◆ HOW TO COMPLETE THIS TASK
Repeat the listing in full. Nothing may be added or left out.

◆ DATA SUPPLIED
^^^^^^^^

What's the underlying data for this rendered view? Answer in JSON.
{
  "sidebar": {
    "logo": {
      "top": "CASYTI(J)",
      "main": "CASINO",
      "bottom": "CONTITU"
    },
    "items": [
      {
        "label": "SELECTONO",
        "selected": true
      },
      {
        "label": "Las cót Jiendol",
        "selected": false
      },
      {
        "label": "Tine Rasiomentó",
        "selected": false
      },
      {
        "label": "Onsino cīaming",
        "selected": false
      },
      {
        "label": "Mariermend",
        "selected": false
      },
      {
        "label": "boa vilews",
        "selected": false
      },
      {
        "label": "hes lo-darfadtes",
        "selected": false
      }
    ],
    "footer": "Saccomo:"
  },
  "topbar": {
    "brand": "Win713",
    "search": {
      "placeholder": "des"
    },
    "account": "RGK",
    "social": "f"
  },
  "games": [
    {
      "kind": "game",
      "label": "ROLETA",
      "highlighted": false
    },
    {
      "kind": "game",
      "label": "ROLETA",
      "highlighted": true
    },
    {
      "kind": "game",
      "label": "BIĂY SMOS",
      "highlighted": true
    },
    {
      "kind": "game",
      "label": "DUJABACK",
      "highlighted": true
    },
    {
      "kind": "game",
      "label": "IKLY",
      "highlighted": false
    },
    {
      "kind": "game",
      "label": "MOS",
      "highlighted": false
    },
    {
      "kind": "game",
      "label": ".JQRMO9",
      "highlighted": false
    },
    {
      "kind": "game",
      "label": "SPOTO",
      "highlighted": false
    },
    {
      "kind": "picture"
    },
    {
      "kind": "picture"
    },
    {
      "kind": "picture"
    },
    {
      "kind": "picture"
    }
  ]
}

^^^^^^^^

◆ COMPLETED EXERCISE
What's the underlying data for this rendered view? Answer in JSON.
{
  "sidebar": {
    "logo": {
      "top": "CASYTI(J)",
      "main": "CASINO",
      "bottom": "CONTITU"
    },
    "items": [
      {
        "label": "SELECTONO",
        "selected": true
      },
      {
        "label": "Las cót Jiendol",
        "selected": false
      },
      {
        "label": "Tine Rasiomentó",
        "selected": false
      },
      {
        "label": "Onsino cīaming",
        "selected": false
      },
      {
        "label": "Mariermend",
        "selected": false
      },
      {
        "label": "boa vilews",
        "selected": false
      },
      {
        "label": "hes lo-darfadtes",
        "selected": false
      }
    ],
    "footer": "Saccomo:"
  },
  "topbar": {
    "brand": "Win713",
    "search": {
      "placeholder": "des"
    },
    "account": "RGK",
    "social": "f"
  },
  "games": [
    {
      "kind": "game",
      "label": "ROLETA",
      "highlighted": false
    },
    {
      "kind": "game",
      "label": "ROLETA",
      "highlighted": true
    },
    {
      "kind": "game",
      "label": "BIĂY SMOS",
      "highlighted": true
    },
    {
      "kind": "game",
      "label": "DUJABACK",
      "highlighted": true
    },
    {
      "kind": "game",
      "label": "IKLY",
      "highlighted": false
    },
    {
      "kind": "game",
      "label": "MOS",
      "highlighted": false
    },
    {
      "kind": "game",
      "label": ".JQRMO9",
      "highlighted": false
    },
    {
      "kind": "game",
      "label": "SPOTO",
      "highlighted": false
    },
    {
      "kind": "picture"
    },
    {
      "kind": "picture"
    },
    {
      "kind": "picture"
    },
    {
      "kind": "picture"
    }
  ]
}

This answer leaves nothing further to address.